Q: You're an all-terrain skater, but we can catch you often at bowls and big ramps. What would you say is your favorite spot to skate?

A: I always gravitate towards social hub skateparks like Fitzy (Fitzroy Skatepark) in Naarm/Melbourne and Paddo (Paddington Skatepark) in Meanjin/Brisbane as I love rocking up after work and knowing that someone I know is going to be there. If we're talking pure skatepark, I froth the new Waurn Ponds skatepark that features a near perfect vert ramp (I would love for it to be twice as wide for the longest grind opportunity), interesting bowl and fun street section. I enjoy Sunshine Coast skateparks like Alex Heads and Dicky Beach for their bowls with pool coping. I'm very keen for Prahran in Naarm/Melbourne to open as it has a vert ramp and insane street section with lights that'll get us through the winter!

Q: What's next for you? Are you releasing a new part anytime soon? Big surprises we should keep an eye on?

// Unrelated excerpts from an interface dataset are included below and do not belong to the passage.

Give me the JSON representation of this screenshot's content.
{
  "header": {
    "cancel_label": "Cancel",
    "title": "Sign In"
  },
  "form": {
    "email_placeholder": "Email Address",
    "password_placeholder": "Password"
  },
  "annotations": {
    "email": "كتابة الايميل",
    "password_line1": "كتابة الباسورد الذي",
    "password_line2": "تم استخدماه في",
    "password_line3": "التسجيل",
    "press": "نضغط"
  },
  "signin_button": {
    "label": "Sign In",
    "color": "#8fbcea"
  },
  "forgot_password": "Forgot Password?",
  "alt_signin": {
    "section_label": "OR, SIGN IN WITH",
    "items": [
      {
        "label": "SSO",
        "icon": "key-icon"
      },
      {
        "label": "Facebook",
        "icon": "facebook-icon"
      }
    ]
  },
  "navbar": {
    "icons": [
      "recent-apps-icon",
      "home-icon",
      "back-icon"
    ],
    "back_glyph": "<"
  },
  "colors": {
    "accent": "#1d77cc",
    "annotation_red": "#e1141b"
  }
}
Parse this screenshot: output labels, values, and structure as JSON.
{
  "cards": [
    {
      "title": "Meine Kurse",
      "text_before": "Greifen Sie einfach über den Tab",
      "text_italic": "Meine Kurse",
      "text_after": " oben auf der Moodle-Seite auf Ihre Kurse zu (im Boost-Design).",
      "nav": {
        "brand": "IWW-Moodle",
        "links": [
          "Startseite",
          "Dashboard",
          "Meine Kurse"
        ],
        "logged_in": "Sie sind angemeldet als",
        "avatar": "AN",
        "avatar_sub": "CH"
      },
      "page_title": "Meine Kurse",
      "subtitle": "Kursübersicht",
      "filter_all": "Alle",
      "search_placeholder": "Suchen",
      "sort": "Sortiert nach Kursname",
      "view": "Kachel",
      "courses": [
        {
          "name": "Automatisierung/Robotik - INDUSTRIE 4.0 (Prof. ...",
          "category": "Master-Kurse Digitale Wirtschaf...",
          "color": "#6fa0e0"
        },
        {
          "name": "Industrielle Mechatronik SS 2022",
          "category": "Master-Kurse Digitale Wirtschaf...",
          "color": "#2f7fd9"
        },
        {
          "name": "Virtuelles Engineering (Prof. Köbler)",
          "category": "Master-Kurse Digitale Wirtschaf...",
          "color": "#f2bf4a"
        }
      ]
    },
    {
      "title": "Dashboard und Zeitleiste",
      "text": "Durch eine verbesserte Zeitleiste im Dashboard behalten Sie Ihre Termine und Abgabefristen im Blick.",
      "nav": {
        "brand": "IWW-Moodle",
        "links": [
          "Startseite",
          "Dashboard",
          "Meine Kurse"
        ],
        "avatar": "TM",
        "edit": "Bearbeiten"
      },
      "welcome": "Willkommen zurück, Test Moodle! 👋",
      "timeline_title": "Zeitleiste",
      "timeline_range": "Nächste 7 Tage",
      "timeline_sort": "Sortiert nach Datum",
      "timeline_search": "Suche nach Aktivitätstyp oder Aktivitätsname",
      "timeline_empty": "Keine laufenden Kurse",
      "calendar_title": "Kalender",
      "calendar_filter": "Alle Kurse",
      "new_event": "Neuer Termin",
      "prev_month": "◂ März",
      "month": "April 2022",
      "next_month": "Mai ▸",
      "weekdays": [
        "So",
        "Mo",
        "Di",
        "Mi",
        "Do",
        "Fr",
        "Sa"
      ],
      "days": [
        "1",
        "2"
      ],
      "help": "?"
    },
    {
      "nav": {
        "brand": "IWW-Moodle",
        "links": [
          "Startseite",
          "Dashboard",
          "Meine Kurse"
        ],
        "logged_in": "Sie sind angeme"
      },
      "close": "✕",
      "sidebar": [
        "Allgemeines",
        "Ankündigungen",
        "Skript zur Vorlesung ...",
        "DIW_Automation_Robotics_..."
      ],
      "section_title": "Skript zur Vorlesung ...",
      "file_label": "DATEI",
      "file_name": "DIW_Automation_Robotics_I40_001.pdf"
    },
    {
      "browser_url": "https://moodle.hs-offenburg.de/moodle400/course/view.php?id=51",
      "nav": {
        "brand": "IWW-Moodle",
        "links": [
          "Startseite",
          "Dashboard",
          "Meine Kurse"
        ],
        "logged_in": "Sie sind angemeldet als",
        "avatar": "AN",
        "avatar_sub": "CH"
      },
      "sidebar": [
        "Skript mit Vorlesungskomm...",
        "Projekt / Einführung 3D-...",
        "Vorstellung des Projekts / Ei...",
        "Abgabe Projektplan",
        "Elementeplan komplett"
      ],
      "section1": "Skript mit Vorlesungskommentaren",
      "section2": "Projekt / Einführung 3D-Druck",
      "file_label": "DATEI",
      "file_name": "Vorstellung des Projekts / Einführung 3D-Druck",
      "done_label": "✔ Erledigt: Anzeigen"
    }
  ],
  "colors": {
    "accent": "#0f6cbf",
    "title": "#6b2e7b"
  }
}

A: I'll be in Europe competing in the Milan Quad Fest and LDN Bowl Jam later in the year! This'll be my first-time leaving Australia and I'm so, so excited to meet so many legends and skate everyday. At the moment, I'm a bit of a cog in the machine and have been doing 10 hours days, sometimes 6 days a week so have only been getting a little bit of time to skate. I finish my mobile crane traineeship mid-next year, so I'll be hoping to work on somethings once I free up ;)

Q: Any advice for new skaters?

A: Stick with it if you're enjoying it! Try and separate your experience from what you see on Instagram/social media and just enjoy the movements and time you must connect with your body. Even now, I'm in a constant battle of not thinking I'm where I need to be but just taking a step back and enjoying skating for what it is and how I feel doing it has helped a lot. It's all about consistency and patience!


@ribletrollfriday on Instagram and TikTok